(The Center Square) – The debate has been churning since 2012, a landslide of briefs in support and opposition detail an array of legal arguments and a state judge has issued a preliminary verdict knowing the ultimate arbiter will be the seven justices of the Missouri Supreme Court.
But when it came down to it, it only took 34 minutes Tuesday before the state’s highest court for attorneys arguing one of the biggest lawsuits in recent Missouri history to make their cases.
Attorney Chuck Hatfield, who represents three Missouri women who would have been eligible for Medicaid under expansion, argued Cole County Circuit Court Judge Jon Beetem’s June 23 ruling nixing Amendment 2, the measure to expand Medicaid, because it didn’t provide a revenue source as required under the state’s constitution, denies how government is supposed to operate.
The people voted for Medicaid, he said. That should be that, he said.
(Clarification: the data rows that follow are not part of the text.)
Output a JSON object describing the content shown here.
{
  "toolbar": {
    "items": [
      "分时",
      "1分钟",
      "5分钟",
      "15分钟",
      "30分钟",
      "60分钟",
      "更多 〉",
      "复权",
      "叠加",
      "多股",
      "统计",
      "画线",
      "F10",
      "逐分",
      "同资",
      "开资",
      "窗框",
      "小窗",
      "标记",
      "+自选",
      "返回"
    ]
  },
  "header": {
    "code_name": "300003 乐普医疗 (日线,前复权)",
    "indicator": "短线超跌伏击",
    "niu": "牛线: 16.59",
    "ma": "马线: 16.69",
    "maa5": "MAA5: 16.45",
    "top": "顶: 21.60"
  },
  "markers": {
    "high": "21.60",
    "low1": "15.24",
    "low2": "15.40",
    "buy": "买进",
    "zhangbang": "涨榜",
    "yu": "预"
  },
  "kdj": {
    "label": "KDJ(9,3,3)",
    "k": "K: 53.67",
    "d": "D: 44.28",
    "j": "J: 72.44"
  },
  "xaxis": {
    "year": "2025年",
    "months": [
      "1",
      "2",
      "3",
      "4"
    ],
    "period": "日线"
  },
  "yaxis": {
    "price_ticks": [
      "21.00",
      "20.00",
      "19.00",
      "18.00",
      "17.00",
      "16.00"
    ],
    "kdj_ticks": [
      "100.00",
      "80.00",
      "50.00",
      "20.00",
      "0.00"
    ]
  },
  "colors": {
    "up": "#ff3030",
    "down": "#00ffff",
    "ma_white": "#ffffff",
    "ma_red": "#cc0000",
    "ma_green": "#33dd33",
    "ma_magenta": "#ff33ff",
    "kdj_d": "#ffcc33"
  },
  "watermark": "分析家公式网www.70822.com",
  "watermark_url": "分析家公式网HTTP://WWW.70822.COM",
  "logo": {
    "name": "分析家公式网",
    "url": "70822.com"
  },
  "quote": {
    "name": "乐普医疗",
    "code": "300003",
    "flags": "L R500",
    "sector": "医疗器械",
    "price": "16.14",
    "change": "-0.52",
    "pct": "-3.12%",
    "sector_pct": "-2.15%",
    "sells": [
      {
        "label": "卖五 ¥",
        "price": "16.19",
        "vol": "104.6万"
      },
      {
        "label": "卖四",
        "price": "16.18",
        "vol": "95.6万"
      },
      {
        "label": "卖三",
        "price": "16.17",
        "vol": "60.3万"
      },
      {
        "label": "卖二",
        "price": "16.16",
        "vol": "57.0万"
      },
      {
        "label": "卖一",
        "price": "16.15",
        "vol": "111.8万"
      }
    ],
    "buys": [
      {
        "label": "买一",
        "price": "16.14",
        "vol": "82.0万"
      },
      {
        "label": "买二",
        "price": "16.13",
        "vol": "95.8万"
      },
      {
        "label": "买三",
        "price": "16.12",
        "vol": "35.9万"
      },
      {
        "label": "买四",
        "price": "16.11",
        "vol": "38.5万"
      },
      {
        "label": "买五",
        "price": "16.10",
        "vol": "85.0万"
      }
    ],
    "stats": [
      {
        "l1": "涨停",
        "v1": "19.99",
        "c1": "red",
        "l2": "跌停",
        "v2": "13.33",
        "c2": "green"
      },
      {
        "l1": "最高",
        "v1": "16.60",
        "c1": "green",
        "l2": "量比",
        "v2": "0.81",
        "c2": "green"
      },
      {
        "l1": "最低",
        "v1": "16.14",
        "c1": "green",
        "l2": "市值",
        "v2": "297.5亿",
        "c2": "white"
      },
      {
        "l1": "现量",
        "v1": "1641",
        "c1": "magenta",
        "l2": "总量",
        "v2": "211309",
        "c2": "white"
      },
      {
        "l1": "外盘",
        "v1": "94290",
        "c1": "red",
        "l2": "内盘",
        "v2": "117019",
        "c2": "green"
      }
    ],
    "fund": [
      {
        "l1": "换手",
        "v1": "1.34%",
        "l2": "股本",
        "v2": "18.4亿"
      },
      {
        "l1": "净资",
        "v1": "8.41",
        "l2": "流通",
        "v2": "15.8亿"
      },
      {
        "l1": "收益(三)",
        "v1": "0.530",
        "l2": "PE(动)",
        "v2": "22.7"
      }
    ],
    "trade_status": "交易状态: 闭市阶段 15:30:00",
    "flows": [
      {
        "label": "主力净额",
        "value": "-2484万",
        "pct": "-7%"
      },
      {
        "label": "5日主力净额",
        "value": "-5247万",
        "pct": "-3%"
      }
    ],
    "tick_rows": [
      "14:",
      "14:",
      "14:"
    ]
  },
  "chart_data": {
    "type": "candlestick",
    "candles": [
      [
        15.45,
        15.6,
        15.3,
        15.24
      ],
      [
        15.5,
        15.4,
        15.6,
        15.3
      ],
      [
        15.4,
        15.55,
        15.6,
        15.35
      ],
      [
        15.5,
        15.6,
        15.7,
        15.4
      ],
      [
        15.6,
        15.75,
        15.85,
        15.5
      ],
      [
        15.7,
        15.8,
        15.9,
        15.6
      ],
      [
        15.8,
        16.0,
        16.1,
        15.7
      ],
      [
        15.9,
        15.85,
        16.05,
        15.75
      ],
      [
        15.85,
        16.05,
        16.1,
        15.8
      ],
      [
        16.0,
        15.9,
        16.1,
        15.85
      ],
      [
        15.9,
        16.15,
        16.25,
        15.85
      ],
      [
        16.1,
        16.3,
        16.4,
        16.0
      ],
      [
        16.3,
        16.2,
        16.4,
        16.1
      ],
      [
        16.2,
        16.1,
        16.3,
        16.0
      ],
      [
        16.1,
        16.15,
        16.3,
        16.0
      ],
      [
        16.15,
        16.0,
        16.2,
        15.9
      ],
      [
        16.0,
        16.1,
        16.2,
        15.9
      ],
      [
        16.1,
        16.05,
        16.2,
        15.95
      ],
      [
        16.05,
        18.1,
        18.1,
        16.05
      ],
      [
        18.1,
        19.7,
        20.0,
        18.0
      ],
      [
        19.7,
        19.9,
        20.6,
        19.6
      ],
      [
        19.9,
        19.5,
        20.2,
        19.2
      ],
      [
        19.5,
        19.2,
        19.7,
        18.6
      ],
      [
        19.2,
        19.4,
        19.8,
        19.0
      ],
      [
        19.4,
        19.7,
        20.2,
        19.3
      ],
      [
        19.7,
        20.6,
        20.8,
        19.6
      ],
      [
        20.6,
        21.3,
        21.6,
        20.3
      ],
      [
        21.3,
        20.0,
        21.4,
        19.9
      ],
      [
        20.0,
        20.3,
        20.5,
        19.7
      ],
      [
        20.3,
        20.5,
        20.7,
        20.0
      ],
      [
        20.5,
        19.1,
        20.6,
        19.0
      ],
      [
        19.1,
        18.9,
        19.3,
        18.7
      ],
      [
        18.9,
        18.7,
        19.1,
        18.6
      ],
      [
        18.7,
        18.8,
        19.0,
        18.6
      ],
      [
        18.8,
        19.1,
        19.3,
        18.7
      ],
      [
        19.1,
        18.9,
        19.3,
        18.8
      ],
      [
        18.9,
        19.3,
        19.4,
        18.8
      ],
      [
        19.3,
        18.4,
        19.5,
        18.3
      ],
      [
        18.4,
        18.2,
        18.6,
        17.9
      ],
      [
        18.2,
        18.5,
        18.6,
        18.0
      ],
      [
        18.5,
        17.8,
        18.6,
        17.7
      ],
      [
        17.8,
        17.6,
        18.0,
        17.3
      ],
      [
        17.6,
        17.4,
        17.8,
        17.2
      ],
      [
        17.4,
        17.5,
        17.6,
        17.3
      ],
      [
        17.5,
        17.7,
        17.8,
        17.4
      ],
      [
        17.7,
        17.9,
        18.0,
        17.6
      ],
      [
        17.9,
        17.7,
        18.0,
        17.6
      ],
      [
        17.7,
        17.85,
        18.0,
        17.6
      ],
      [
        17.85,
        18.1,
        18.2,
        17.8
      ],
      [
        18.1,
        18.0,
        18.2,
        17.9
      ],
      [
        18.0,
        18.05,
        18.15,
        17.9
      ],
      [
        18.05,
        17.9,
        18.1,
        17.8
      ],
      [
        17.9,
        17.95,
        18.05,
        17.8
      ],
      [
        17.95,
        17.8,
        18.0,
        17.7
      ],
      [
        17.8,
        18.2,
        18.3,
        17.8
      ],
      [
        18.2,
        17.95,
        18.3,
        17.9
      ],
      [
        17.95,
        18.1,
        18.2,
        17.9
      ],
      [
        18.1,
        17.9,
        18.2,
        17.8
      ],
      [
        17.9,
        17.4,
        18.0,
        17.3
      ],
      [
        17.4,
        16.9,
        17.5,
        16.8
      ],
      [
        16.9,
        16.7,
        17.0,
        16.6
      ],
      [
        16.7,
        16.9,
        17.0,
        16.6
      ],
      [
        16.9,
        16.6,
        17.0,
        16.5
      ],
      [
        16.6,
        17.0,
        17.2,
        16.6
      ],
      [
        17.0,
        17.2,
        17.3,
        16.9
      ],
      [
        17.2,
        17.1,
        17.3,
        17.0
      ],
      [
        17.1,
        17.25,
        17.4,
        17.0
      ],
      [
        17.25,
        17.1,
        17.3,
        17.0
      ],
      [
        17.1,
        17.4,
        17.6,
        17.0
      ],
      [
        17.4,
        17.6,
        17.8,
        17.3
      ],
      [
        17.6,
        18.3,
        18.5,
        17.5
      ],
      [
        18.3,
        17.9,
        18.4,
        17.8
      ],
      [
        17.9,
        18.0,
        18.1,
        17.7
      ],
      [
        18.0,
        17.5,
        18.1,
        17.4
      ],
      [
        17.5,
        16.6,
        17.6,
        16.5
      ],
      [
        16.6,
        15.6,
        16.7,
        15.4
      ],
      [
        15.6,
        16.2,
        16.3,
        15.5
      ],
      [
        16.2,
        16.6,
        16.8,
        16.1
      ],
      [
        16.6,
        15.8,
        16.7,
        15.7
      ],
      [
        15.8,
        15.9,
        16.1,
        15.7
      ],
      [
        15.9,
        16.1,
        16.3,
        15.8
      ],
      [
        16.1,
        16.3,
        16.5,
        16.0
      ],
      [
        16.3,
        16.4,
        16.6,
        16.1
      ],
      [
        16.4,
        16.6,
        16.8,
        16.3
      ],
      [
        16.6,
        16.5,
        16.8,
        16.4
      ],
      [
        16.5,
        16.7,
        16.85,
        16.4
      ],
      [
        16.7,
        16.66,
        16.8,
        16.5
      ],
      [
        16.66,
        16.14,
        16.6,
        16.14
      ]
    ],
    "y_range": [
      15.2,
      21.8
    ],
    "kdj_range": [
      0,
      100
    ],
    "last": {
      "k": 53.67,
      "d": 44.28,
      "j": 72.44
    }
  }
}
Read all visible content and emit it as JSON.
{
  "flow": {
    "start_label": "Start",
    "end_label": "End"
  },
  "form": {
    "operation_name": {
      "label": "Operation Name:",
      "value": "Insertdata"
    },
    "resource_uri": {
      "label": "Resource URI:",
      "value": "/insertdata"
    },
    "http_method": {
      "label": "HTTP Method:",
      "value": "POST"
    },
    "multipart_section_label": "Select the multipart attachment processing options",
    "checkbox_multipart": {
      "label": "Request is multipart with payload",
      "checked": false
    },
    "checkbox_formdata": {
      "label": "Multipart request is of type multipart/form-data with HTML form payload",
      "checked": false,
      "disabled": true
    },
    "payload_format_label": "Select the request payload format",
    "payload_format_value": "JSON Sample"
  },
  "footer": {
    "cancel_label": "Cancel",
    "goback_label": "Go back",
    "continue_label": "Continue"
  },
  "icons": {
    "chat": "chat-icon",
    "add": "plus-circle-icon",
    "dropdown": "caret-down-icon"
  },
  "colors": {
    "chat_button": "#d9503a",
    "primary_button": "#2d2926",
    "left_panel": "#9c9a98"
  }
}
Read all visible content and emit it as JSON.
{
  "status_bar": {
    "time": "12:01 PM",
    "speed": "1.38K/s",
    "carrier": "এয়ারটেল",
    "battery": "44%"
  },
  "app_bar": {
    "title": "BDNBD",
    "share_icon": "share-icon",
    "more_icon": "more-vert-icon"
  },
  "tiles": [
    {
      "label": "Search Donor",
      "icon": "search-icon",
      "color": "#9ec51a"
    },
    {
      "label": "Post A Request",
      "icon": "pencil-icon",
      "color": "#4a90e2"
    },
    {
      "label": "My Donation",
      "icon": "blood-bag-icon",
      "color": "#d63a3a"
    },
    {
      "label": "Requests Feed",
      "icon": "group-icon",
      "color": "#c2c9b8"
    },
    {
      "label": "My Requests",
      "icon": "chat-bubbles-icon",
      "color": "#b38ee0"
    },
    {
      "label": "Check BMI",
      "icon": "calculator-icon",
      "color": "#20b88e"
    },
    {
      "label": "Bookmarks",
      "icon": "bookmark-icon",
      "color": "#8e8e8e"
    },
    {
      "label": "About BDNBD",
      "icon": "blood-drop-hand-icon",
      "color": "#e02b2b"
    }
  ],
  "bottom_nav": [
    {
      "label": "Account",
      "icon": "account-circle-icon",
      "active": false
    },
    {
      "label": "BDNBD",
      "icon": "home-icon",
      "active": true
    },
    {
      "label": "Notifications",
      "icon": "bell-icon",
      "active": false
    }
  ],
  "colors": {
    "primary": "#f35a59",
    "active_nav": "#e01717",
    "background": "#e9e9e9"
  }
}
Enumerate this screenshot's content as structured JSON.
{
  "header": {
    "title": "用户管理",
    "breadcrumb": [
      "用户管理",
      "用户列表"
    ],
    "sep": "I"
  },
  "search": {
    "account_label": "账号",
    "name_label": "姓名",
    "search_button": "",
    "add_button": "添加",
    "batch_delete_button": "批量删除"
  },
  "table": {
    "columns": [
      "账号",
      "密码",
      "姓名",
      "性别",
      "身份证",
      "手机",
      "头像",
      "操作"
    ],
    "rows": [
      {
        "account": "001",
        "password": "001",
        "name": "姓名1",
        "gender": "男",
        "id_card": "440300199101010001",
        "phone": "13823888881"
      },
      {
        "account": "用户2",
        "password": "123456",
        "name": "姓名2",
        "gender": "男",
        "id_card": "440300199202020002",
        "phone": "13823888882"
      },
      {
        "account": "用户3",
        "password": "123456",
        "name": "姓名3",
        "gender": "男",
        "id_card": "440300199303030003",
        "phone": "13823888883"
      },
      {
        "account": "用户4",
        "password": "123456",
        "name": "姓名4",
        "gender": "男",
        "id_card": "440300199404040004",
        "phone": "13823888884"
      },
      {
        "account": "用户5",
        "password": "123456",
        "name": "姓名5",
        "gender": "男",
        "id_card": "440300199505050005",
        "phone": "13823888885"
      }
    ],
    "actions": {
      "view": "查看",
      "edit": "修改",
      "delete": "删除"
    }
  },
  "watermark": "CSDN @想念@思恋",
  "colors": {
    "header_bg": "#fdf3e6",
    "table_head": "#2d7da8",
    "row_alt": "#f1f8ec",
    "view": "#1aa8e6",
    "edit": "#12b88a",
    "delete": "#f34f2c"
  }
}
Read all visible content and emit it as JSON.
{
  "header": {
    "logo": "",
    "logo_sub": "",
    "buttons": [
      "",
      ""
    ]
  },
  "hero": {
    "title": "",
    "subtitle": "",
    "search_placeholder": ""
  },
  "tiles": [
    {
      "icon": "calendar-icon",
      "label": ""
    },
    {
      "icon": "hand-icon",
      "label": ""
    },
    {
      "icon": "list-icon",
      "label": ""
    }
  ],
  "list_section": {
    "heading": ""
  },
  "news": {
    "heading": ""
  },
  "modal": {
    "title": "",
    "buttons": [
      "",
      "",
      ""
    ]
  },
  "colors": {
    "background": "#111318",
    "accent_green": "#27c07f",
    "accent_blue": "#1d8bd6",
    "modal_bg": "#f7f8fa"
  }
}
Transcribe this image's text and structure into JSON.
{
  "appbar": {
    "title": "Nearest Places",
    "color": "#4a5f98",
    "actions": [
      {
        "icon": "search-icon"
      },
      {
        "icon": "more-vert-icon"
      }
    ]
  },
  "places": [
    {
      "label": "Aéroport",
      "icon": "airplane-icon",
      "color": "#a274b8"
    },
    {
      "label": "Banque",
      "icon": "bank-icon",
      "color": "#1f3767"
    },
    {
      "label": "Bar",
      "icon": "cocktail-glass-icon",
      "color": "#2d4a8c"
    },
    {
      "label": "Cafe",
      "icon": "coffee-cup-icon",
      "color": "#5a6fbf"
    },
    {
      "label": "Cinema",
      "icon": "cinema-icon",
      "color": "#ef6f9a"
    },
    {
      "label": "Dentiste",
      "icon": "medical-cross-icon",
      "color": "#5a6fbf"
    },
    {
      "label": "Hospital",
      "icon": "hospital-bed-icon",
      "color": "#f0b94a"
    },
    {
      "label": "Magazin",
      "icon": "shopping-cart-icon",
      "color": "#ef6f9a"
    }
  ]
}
“The legislature doesn’t always like what the people instruct them to do,” Hatfield said, calling on the court to reject Beetem’s ruling because “the people have required the executive branch to enroll our clients in MO HealthNet,” the agency that manages Missouri’s Medicaid program.
Missouri Solicitor General John Sauer restated the state’s position: Amendment 2 is invalid based on Article III, Section 51 of the Missouri Constitution, which says an initiative position “shall not be used for the appropriation of money other than of new revenues created and provided for thereby.”
Sauer said under state law, despite the voter-approved ballot measure, the Legislature was not obligated to fund it.
“There’s no mystery of what the legislature was doing there,” he said.
There is no deadline for a ruling, although the appeal was heard on an expedited schedule because Medicaid expansion was to be implemented July 1.
Last August, 53% of Missouri voters approved Amendment 2, which would expand Medicaid to as many as 275,000 uninsured low-income adults.
But the Republican-controlled Legislature approved, and Gov. Mike Parson signed, a $35 billion fiscal 2022 budget that does not fund the expansion.
The governor originally requested a $130 million state match to draw $1.2 billion in federal taxpayers’ dollars to fund the expansion, but opponents cited a 1945 state constitutional amendment that requires initiatives provide funding sources, which Amendment 2 didn’t.
The lawsuit was filed May 20 on behalf of three women denied access to Medicaid services they would have been eligible for when expansion was to go into effect July 1.
A brief submitted Friday by Missouri Attorney General Eric Schmitt’s office maintains the judges have only two choices – find Amendment 2 valid but subject to appropriation, or not validly enacted.